In the hymns dedicated to Realia it becomes evident that, rather than characterising the ritual world of the Rig Veda as materialistic, one might do better to characterize the non-ritual Vedic world as sacred: religion extends out into every aspect of life, not merely the official religious moments. Thus in the hymns blessings are sought for the warriors' arms and for the gamblers wish to break away from his compulsion, as well as for the benighted traveller in the forest.
An important part of the hymns on Realia have been dedicated to Water. It has been said that waters are one that bring life force to mankind and gives them all kind of nourishment so that a lots of happiness is bestowed upon them. It is also believed that water give mankind life as well as birth. Water also has the capacity to cure all kinds of problems. It also acts as armour for the human body so that mankind is able to see the sun. It is believed that Waters showers splendour on all human kind.
It has been asked in the hymns dedicated to Realia that water are goddess and hence has the power to help the entire mankind.
The Rig Vedic hymns dedicated to Realia also include hymns dedicated to frogs. The unusual hymn moves on two parallel but sharply contrasting levels: as a naturalistic poem, it describes the frogs those are rejuvenated when the season of rains comes; as a sacerdotal hymn, it describes the Brahmin who begins to chant at the start of the rains. The point of comparison is the voice, a sacred and creative force throughout the Rig Veda. But although the mood of the hymn is indeed 'cheerful, it is unlikely that the Rig Veda would contain material in actual criticism of priests in general. On the other hand, it may well be satirizing some priests. Every verse in the hymn dedicated to the frogs applies simultaneously to both frogs and Brahmins and is an apt example of most elaborate and a playful pun. It is also believed that frogs give riches to mankind and also gives blessings to the worshippers.
Another hymn which forms an integral part of hymns dedicated to Realia is a hymn dedicated to Soma. The hymn is a humorous, ironic, and worldly one, whose straightforward message seems to be that all human beings are after the same thing: wealth. This thought recurs in more lofty tones throughout the Rig Veda. The hymn is loosely linked to Soma through the refrain; it may be a work-song, to be sung during the pressing of the Soma. The hymn is quite delivering.

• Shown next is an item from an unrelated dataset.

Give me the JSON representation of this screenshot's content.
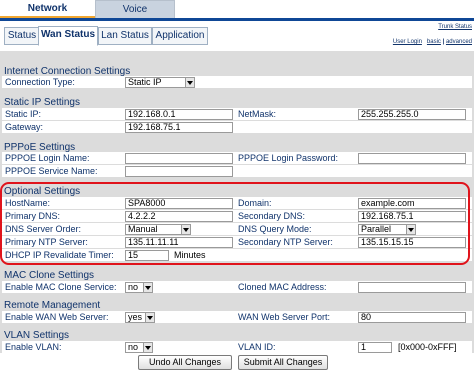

The hymn dedicated to arms is a benediction that the royal chaplain would recite over the arms of the king before a military expedition or to bless the warriors protecting the consecrated stallion in the horse sacrifice. Each item in the arsenal is described separately and praised.

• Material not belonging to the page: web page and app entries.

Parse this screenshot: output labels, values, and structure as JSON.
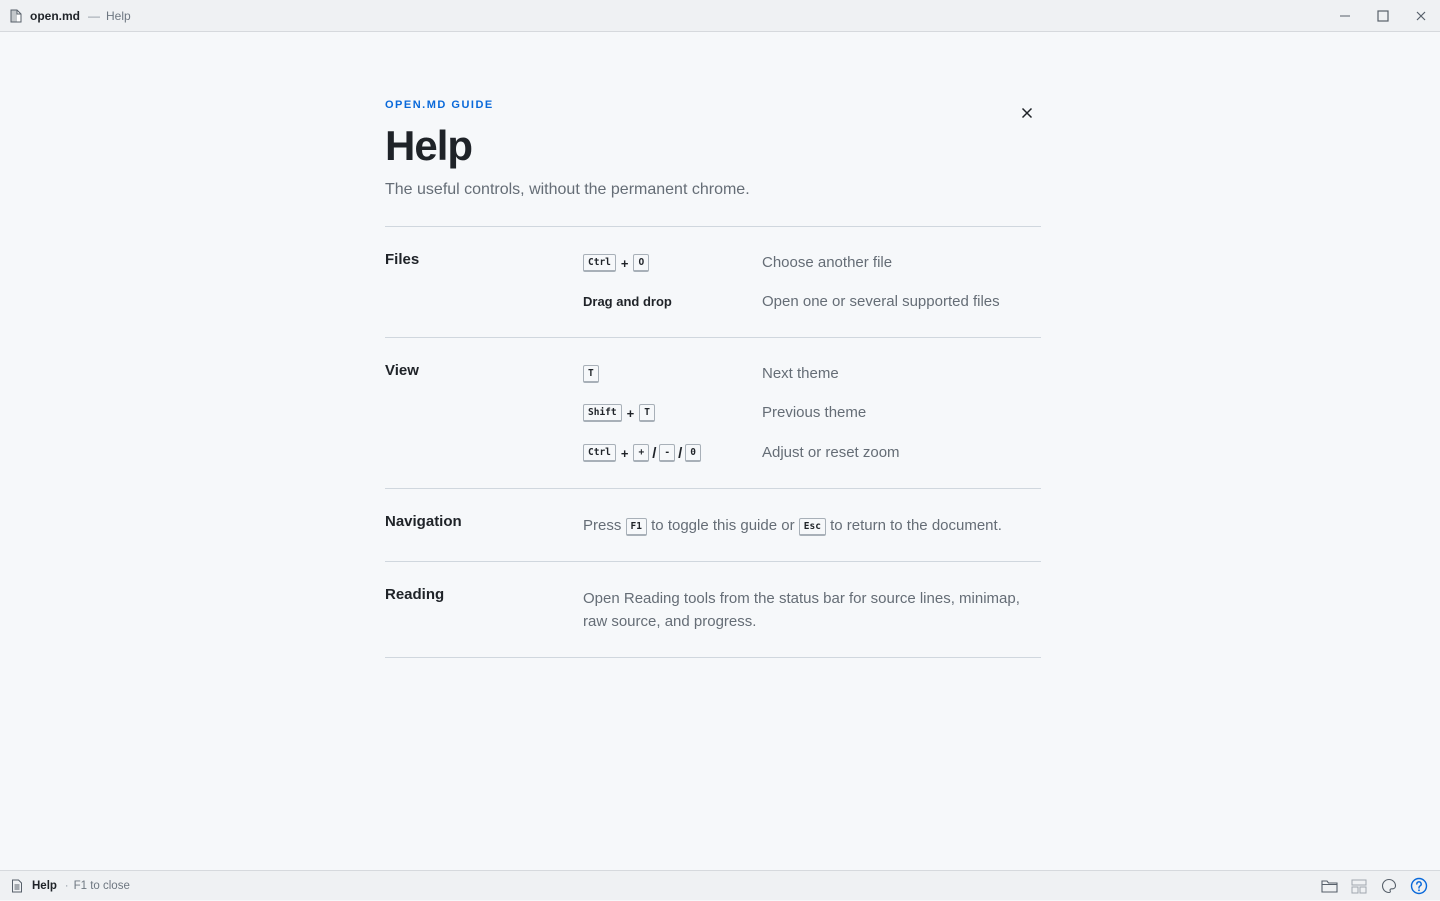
{
  "titlebar": {
    "file_name": "open.md",
    "separator": "—",
    "view_name": "Help"
  },
  "header": {
    "eyebrow": "OPEN.MD GUIDE",
    "title": "Help",
    "subtitle": "The useful controls, without the permanent chrome."
  },
  "sections": {
    "files": {
      "title": "Files",
      "rows": [
        {
          "keys": [
            "Ctrl",
            "O"
          ],
          "desc": "Choose another file"
        },
        {
          "label": "Drag and drop",
          "desc": "Open one or several supported files"
        }
      ]
    },
    "view": {
      "title": "View",
      "rows": [
        {
          "keys": [
            "T"
          ],
          "desc": "Next theme"
        },
        {
          "keys": [
            "Shift",
            "T"
          ],
          "desc": "Previous theme"
        },
        {
          "keys": [
            "Ctrl",
            "+",
            "-",
            "0"
          ],
          "desc": "Adjust or reset zoom"
        }
      ]
    },
    "navigation": {
      "title": "Navigation",
      "text_before": "Press",
      "key1": "F1",
      "text_middle": "to toggle this guide or",
      "key2": "Esc",
      "text_after": "to return to the document."
    },
    "reading": {
      "title": "Reading",
      "text": "Open Reading tools from the status bar for source lines, minimap, raw source, and progress."
    }
  },
  "symbols": {
    "plus": "+",
    "slash": "/"
  },
  "statusbar": {
    "label": "Help",
    "dot": "·",
    "hint": "F1 to close"
  },
  "colors": {
    "accent": "#0969da",
    "background": "#f6f8fa",
    "chrome": "#eff1f3"
  },
  "icons": {
    "titlebar": "document-icon",
    "window": [
      "minimize-icon",
      "maximize-icon",
      "close-icon"
    ],
    "status": [
      "folder-icon",
      "layout-icon",
      "palette-icon",
      "help-icon"
    ]
  }
}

In the anthology of hymns dedicated to Realia, there is a hymn which has been dedicated to the dice. Tradition regards dice as the divinity to which this hymn is addressed, for the dice has been praised in it, though they are also reviled: this is a monologue in which a gambler wrestles with his compulsive attraction to the dice. This is basically a secular hymn one must bear in mind the religious significance of dice-playing in ancient India: the essential role played by the dice-game in the royal ceremony of consecration and the use of throws of the dice to represent the four Ages (or Yugas). Moreover, the hymn ends with a vow of repentance and a 'firm purpose of amendment' that express a fervent religious faith.